Jonas, thanks for a simple straightforward analysis of the problem.I wonder if the solution might lie not so much in end-point applications, where competitive pressures and particular local requirements inevitably create pressure toward differentiation, but perhaps more in negotiating an open architecture for sharing the essential functions you’ve identified across diverse platforms.In other words, maybe the network really is the solution. Of course standards processes can get bogged down too, especially when they become too much entangled with corporate or governmental power. But it seems like an Open Emergency Network might be constructed along the lines you describe using existing open resources without necessarily having to appeal to authority for validation.
Art – I agree. The is developing an information architecture for emergency management that is based upon open standards so that a whole ecosystem of applications, services and datastores can be constructed.You’re also right about not needing authority to accomplish it. If we really want to create resilience communities, it is not about giving government the tools, rather it is about giving the people the tools – to communicate with each other, and with the government.This is why I believe work such as the EIIF is important to identify gaps, and see where further standards and the like are required to work towards this goal.

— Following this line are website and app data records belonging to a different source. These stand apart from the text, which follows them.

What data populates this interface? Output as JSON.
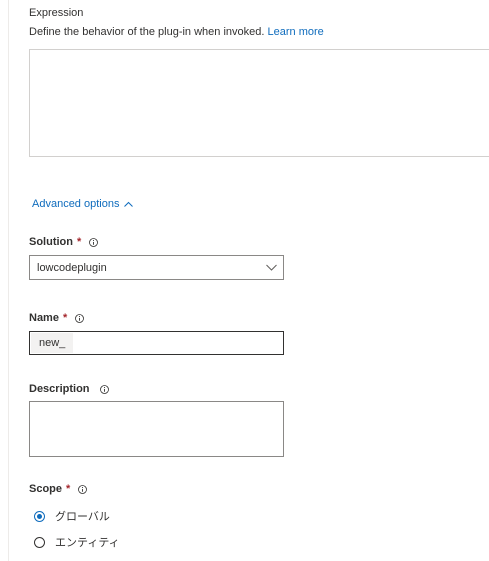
{
  "expression": {
    "label": "Expression",
    "helper_text": "Define the behavior of the plug-in when invoked.",
    "learn_more": "Learn more",
    "value": ""
  },
  "advanced": {
    "label": "Advanced options"
  },
  "solution": {
    "label": "Solution",
    "required_mark": "*",
    "selected": "lowcodeplugin"
  },
  "name": {
    "label": "Name",
    "required_mark": "*",
    "prefix": "new_",
    "value": ""
  },
  "description": {
    "label": "Description",
    "value": ""
  },
  "scope": {
    "label": "Scope",
    "required_mark": "*",
    "options": [
      {
        "label": "グローバル",
        "checked": true
      },
      {
        "label": "エンティティ",
        "checked": false
      }
    ]
  },
  "colors": {
    "accent": "#0f6cbd",
    "required": "#a4262c",
    "text": "#323130",
    "border": "#8a8886"
  }
}
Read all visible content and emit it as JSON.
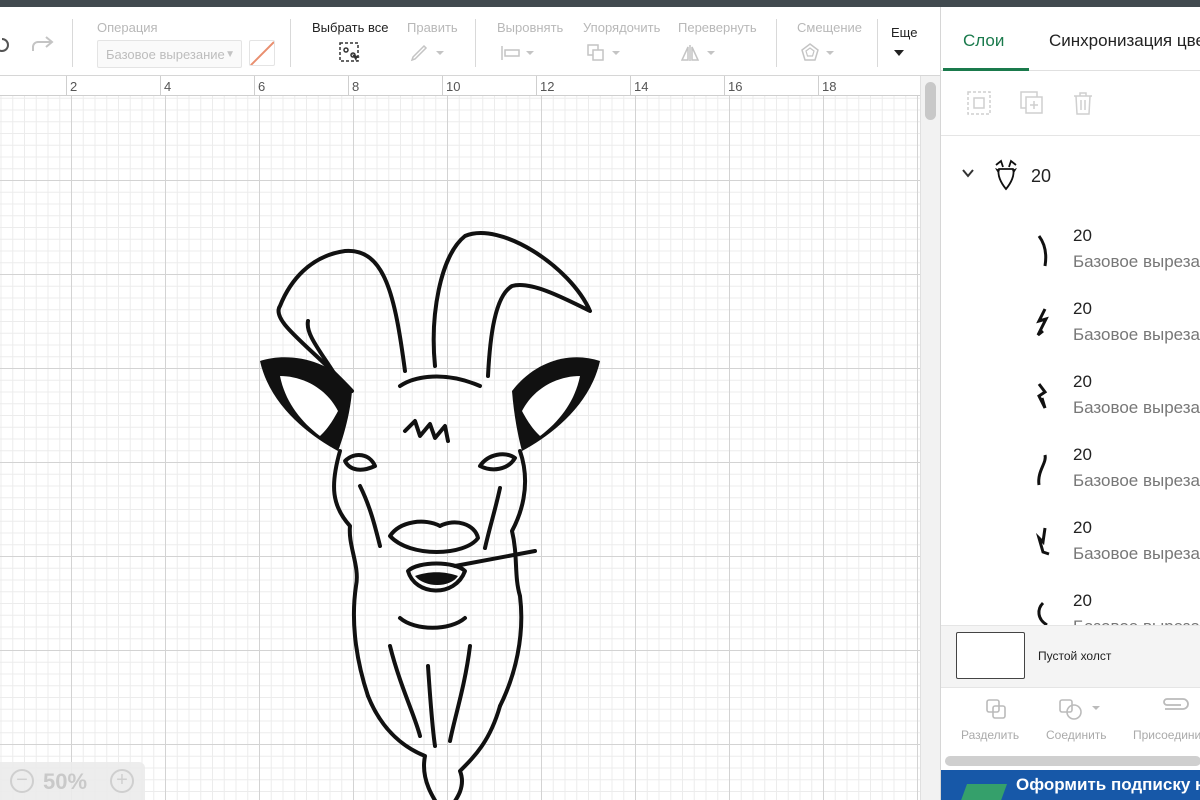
{
  "toolbar": {
    "operation_label": "Операция",
    "operation_value": "Базовое вырезание",
    "select_all_label": "Выбрать все",
    "edit_label": "Править",
    "align_label": "Выровнять",
    "arrange_label": "Упорядочить",
    "flip_label": "Перевернуть",
    "offset_label": "Смещение",
    "more_label": "Еще"
  },
  "ruler": {
    "labels": [
      "2",
      "4",
      "6",
      "8",
      "10",
      "12",
      "14",
      "16",
      "18"
    ]
  },
  "zoom": {
    "value": "50%",
    "minus": "−",
    "plus": "+"
  },
  "panel": {
    "tabs": [
      "Слои",
      "Синхронизация цвета"
    ],
    "group": {
      "name": "20"
    },
    "layers": [
      {
        "name": "20",
        "sub": "Базовое вырезание"
      },
      {
        "name": "20",
        "sub": "Базовое вырезание"
      },
      {
        "name": "20",
        "sub": "Базовое вырезание"
      },
      {
        "name": "20",
        "sub": "Базовое вырезание"
      },
      {
        "name": "20",
        "sub": "Базовое вырезание"
      },
      {
        "name": "20",
        "sub": "Базовое вырезание"
      }
    ],
    "blank_canvas": "Пустой холст",
    "actions": [
      "Разделить",
      "Соединить",
      "Присоединить"
    ],
    "promo": "Оформить подписку на Cricut Access"
  },
  "colors": {
    "accent": "#1a7a4c",
    "promo_bg": "#1758a8",
    "promo_badge": "#35a06b"
  }
}
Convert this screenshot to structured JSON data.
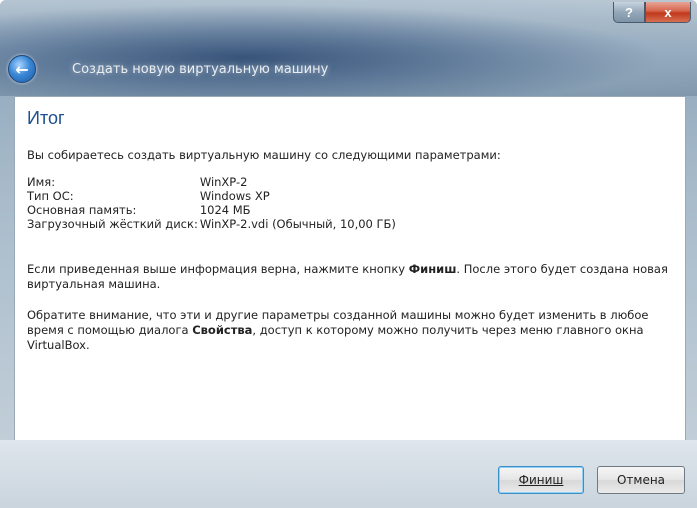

Art, your are right about that the problem is not in the end applications but rather in the “infrastructure”. The concept of an Open Emergency Network that could enable the flow and exchange of information is a good concept. However, I still do believe that government agencies should be highly involved. At least from a Swedish perspective, the government agencies have power to force large and small companies to comply to these open standards. The government should not only force tech-companies to comply BUT encourage them to do so. Without an Open Emergency Network there will be no network effects and the current situation with spaghetti-integration between systems will persist. An open innovation approach is in my mind the solution to this problem but we should be aware to include the major stakeholders in such a process:Government agenciesLarge tech companiesSmall tech companiesEnd-user organisationsHowever, we do not need to involve all organizations but be aware of their perspectives and key-questions.It would be a nice thing if someone could initiate a small project on what such an Open Emergency Network should consist of and start such a process my working on the very basic components in order to have a cumulative development strategy and over time have more actors involved in the work.